(Dataset rows for apps and sites)
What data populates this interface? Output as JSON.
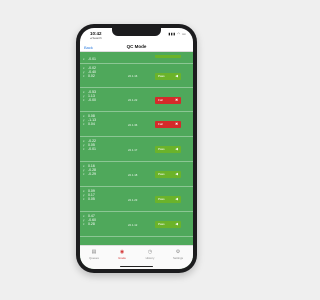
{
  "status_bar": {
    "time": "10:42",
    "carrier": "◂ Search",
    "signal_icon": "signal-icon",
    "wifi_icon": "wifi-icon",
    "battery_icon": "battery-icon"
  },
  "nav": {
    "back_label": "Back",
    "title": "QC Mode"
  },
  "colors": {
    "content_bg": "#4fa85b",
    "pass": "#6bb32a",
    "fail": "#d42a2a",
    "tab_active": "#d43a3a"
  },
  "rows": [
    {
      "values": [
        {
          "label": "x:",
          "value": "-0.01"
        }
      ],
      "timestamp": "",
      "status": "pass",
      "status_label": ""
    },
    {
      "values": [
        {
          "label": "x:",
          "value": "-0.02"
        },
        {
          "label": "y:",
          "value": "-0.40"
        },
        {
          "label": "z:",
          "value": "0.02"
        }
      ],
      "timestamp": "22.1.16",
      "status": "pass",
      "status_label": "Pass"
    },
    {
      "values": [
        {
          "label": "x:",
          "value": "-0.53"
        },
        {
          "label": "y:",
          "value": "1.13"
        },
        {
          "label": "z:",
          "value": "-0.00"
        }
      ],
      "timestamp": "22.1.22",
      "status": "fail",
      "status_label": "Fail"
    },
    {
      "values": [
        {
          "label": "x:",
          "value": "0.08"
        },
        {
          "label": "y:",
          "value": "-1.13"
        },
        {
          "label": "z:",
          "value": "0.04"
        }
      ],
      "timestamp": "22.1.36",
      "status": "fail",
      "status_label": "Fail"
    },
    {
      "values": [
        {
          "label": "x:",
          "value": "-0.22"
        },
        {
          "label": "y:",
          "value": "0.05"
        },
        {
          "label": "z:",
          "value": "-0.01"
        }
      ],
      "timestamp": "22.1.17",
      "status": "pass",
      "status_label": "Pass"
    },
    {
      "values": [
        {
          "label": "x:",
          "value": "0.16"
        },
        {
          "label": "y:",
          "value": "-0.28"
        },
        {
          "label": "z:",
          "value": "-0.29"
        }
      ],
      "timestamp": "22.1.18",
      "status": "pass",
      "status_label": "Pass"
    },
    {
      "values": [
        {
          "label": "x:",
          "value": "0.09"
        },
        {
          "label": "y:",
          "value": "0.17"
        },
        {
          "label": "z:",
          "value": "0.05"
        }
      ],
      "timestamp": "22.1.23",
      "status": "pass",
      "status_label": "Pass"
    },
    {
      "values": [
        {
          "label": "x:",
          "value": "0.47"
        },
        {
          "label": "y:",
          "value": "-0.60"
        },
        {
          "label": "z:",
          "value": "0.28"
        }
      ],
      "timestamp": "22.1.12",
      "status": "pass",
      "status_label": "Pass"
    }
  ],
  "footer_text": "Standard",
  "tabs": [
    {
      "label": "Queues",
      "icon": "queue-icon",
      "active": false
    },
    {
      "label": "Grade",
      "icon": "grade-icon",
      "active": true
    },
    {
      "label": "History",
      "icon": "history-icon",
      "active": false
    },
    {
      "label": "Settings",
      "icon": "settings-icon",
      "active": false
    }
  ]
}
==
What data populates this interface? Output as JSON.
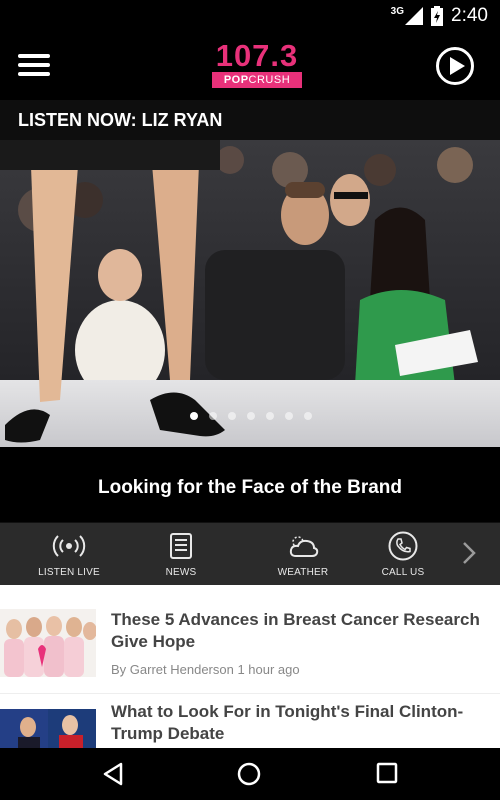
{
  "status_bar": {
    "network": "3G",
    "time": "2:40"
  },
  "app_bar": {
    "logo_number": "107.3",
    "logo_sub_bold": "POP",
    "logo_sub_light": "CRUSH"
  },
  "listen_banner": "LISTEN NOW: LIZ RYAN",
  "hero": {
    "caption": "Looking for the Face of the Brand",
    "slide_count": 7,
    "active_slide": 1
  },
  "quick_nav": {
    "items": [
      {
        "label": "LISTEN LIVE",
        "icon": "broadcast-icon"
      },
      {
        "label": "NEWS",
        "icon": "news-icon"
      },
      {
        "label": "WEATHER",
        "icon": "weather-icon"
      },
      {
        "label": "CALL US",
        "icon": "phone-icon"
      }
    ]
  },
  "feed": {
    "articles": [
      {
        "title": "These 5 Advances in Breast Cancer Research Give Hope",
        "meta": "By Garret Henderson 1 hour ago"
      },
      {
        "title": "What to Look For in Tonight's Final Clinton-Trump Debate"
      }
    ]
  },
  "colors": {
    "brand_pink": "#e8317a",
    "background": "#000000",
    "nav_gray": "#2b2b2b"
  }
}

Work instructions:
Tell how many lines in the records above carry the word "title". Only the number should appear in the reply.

Response area:
3